▶ WHAT YOU ARE ASKED TO DO:
Look through the data below. Pick out the lines holding the string "Psikolog".

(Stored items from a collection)
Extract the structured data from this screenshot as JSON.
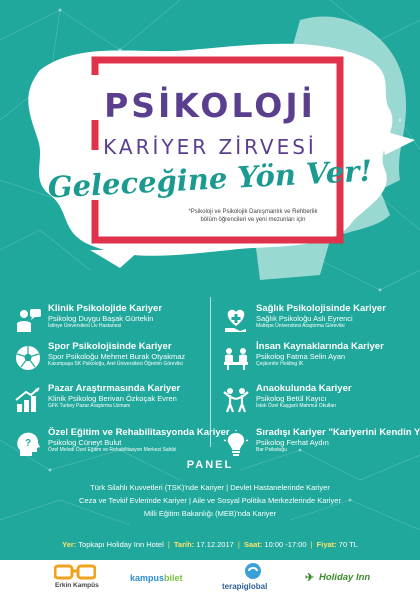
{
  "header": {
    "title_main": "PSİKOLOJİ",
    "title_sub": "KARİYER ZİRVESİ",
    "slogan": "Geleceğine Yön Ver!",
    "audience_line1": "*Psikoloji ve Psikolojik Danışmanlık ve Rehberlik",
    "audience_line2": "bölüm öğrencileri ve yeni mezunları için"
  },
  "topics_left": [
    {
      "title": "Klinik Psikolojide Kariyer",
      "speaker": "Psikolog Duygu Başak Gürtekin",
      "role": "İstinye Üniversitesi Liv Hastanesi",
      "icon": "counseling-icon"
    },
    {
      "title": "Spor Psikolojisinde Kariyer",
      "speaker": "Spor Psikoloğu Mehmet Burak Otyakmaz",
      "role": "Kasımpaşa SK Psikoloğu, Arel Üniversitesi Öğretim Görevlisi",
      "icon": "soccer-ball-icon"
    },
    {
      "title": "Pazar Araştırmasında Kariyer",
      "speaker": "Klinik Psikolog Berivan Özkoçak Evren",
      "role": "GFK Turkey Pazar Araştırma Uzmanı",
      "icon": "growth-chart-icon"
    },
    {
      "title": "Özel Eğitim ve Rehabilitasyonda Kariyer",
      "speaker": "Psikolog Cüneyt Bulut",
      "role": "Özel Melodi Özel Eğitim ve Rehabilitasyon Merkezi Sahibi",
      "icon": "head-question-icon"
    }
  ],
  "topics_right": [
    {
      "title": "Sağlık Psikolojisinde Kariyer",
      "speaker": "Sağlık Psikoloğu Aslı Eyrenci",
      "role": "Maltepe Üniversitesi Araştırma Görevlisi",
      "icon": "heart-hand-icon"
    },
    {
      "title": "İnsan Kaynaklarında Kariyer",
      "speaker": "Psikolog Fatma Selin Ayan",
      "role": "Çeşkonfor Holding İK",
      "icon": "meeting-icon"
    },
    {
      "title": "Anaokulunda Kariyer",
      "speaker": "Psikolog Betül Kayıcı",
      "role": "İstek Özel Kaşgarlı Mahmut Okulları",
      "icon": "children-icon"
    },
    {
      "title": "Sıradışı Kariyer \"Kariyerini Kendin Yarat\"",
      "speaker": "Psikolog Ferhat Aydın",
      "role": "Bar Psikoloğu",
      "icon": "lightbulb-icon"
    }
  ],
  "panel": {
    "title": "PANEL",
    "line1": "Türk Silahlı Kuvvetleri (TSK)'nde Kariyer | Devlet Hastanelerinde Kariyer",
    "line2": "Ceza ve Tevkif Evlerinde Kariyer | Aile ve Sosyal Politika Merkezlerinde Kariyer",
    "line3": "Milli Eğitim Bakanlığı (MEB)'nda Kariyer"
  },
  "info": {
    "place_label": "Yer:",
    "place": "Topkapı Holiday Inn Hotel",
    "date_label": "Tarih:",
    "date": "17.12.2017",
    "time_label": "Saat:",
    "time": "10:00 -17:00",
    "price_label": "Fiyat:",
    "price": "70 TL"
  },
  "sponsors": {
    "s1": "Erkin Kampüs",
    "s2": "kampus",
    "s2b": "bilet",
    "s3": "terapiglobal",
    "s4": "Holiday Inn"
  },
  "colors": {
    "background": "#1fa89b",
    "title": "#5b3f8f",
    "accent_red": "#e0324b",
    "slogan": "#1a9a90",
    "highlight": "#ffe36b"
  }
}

▶ RESULT BELOW:
      "speaker": "Psikolog Duygu Başak Gürtekin",
      "speaker": "Klinik Psikolog Berivan Özkoçak Evren",
      "speaker": "Psikolog Cüneyt Bulut",
      "speaker": "Psikolog Fatma Selin Ayan",
      "speaker": "Psikolog Betül Kayıcı",
      "speaker": "Psikolog Ferhat Aydın",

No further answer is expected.